(Excerpts from an interface dataset)

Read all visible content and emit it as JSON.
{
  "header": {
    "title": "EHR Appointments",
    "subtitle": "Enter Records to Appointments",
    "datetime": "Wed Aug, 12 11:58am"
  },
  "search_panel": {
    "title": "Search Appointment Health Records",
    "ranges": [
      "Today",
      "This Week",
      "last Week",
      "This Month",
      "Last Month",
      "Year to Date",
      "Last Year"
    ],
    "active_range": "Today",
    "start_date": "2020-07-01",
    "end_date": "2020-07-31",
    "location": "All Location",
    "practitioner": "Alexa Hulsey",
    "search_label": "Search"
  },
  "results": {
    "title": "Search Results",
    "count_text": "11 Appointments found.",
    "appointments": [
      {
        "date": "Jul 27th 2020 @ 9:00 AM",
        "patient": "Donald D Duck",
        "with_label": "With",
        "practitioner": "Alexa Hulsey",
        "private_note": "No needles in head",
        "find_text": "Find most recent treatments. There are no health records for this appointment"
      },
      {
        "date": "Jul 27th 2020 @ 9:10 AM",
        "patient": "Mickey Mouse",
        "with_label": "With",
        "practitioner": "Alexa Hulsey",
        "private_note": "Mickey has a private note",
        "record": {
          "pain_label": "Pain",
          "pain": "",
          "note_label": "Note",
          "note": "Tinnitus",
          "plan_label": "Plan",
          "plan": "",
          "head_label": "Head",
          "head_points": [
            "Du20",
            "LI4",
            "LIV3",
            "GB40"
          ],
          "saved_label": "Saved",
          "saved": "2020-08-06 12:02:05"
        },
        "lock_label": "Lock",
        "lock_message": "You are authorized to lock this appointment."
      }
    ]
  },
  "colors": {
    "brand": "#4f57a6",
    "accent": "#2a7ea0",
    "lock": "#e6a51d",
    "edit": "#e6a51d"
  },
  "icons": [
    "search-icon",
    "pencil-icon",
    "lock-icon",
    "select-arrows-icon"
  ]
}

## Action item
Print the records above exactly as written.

## Written answer
Read all visible content and emit it as JSON.
{
  "header": {
    "title": "EHR Appointments",
    "subtitle": "Enter Records to Appointments",
    "datetime": "Wed Aug, 12 11:58am"
  },
  "search_panel": {
    "title": "Search Appointment Health Records",
    "ranges": [
      "Today",
      "This Week",
      "last Week",
      "This Month",
      "Last Month",
      "Year to Date",
      "Last Year"
    ],
    "active_range": "Today",
    "start_date": "2020-07-01",
    "end_date": "2020-07-31",
    "location": "All Location",
    "practitioner": "Alexa Hulsey",
    "search_label": "Search"
  },
  "results": {
    "title": "Search Results",
    "count_text": "11 Appointments found.",
    "appointments": [
      {
        "date": "Jul 27th 2020 @ 9:00 AM",
        "patient": "Donald D Duck",
        "with_label": "With",
        "practitioner": "Alexa Hulsey",
        "private_note": "No needles in head",
        "find_text": "Find most recent treatments. There are no health records for this appointment"
      },
      {
        "date": "Jul 27th 2020 @ 9:10 AM",
        "patient": "Mickey Mouse",
        "with_label": "With",
        "practitioner": "Alexa Hulsey",
        "private_note": "Mickey has a private note",
        "record": {
          "pain_label": "Pain",
          "pain": "",
          "note_label": "Note",
          "note": "Tinnitus",
          "plan_label": "Plan",
          "plan": "",
          "head_label": "Head",
          "head_points": [
            "Du20",
            "LI4",
            "LIV3",
            "GB40"
          ],
          "saved_label": "Saved",
          "saved": "2020-08-06 12:02:05"
        },
        "lock_label": "Lock",
        "lock_message": "You are authorized to lock this appointment."
      }
    ]
  },
  "colors": {
    "brand": "#4f57a6",
    "accent": "#2a7ea0",
    "lock": "#e6a51d",
    "edit": "#e6a51d"
  },
  "icons": [
    "search-icon",
    "pencil-icon",
    "lock-icon",
    "select-arrows-icon"
  ]
}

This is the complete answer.